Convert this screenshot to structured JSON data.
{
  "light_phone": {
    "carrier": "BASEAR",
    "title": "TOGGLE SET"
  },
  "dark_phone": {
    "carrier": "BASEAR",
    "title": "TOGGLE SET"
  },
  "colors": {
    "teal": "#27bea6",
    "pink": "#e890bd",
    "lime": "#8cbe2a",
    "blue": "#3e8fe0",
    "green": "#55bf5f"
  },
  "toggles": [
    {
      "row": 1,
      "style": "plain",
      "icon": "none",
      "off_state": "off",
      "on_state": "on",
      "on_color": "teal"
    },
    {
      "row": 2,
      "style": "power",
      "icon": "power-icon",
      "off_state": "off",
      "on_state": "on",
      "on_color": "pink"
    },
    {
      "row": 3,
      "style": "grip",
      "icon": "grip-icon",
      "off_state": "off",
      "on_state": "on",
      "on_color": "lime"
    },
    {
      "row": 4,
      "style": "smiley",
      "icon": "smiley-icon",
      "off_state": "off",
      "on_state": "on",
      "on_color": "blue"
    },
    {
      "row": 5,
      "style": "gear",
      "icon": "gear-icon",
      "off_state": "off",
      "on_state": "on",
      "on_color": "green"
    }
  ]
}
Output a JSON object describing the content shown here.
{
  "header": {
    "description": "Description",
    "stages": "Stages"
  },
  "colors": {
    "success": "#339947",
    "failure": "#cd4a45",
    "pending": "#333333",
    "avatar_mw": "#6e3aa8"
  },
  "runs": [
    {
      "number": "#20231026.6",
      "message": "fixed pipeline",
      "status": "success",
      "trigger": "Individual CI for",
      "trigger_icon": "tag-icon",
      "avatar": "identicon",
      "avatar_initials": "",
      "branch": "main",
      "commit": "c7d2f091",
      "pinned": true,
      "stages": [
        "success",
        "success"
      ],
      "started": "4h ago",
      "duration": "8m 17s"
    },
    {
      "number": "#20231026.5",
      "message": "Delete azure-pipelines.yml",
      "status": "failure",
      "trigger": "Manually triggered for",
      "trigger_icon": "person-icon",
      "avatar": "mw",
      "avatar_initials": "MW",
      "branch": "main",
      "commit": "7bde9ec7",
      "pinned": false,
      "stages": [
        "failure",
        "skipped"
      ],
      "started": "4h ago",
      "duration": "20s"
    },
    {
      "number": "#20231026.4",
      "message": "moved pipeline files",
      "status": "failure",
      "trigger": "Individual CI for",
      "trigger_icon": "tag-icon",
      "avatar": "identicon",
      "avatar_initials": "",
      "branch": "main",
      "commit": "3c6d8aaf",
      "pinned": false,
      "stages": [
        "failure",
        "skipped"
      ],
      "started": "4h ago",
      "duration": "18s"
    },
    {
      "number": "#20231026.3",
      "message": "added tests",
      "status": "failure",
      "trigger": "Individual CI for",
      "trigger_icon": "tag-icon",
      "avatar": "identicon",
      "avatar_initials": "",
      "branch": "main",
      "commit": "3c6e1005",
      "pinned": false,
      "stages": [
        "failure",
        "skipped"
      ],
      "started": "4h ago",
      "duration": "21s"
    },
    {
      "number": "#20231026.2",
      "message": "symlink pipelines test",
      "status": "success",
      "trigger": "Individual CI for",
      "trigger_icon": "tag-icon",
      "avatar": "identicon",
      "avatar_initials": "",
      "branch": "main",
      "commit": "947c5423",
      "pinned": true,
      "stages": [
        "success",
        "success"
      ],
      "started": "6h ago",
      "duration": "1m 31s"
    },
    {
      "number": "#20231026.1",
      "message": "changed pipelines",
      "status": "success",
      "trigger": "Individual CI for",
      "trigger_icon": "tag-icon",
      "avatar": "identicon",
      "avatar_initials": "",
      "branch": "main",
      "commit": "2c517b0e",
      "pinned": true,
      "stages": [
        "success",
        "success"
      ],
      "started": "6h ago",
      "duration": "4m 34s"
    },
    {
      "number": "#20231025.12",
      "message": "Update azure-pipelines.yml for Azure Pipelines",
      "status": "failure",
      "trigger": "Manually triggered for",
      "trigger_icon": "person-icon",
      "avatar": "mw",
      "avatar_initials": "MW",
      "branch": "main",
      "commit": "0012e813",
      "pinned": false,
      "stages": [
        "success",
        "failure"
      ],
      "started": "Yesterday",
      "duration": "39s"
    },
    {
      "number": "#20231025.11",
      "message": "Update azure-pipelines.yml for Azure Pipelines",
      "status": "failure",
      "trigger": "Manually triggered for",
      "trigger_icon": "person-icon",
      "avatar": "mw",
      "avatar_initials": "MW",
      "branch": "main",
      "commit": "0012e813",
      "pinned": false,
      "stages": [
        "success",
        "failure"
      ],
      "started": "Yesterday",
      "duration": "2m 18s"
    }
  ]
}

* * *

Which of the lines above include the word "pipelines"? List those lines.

      "message": "Delete azure-pipelines.yml",
      "message": "symlink pipelines test",
      "message": "changed pipelines",
      "message": "Update azure-pipelines.yml for Azure Pipelines",
      "message": "Update azure-pipelines.yml for Azure Pipelines",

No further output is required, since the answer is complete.